If the part being inspected does not meet standards, it is moved robotically to another stack for further inspection or coating. Rack parts coated properly are lifted by the packing machine and deposited in a cardboard container that holds 500 parts.
The packing machine is basically an xz robot that lifts each part about 4 feet, moves it 5 feet horizontally, and deposits it in the box. "Because of the relatively long motion, the vibration dampening algorithm really pays off," noted Dickerson. "We only needed to provide the robot packer with two degrees of freedom because the containers are slightly larger than the parts."
Vulcan is beginning to phase out its current roof rack coating assignment for another that involves use of a different coating on similar parts. "We'll just reprogram the new inspection specification this entails on the PC," said Boyd.
CAMotion used its experience at Vulcan to refine its software and hardware designs. "For example, we structured our software differently to run on Linux, an open architecture, to enable us to make internal changes with more freedom than the original, Windows-based structure," Dickerson said.

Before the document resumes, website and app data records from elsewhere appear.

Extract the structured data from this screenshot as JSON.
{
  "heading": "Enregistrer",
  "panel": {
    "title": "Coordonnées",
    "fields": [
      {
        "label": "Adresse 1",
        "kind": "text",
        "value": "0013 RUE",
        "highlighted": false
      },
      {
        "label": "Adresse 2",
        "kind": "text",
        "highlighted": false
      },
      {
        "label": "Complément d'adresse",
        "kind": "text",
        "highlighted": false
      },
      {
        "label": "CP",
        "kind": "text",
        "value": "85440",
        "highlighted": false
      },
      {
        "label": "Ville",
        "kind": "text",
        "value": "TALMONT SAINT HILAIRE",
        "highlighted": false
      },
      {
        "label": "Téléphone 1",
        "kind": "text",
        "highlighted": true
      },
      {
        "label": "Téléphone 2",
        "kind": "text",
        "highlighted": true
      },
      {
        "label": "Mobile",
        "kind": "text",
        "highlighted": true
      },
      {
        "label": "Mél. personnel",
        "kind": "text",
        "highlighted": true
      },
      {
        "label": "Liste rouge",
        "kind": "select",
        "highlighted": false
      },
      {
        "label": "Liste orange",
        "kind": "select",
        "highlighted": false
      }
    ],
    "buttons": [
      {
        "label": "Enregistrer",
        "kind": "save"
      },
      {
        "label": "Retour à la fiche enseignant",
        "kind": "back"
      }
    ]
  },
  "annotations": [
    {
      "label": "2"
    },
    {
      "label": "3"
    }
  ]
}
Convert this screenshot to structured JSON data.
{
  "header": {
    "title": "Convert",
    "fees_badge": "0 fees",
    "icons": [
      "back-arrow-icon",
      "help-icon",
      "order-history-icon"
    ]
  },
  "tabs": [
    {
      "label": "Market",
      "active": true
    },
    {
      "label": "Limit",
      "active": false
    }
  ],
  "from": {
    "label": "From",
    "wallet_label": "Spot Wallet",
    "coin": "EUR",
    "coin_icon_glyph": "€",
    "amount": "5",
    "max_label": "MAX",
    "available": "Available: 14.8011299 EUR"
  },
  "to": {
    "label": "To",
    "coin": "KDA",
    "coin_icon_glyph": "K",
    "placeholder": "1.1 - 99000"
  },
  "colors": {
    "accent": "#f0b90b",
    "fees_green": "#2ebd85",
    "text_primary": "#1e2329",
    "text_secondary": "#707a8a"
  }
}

In addition, the company developed the Remote Axis Serial Interface Device, basically a circuit board with microcomputer that controls the servo-motors and other nearby inputs and outputs in the robots after receiving serial commands from the Pc. The RASID is mounted near the robot system's servo-motors, thereby reducing the amount of wiring needed, and continuing to eliminate the need for costly servo-control cards.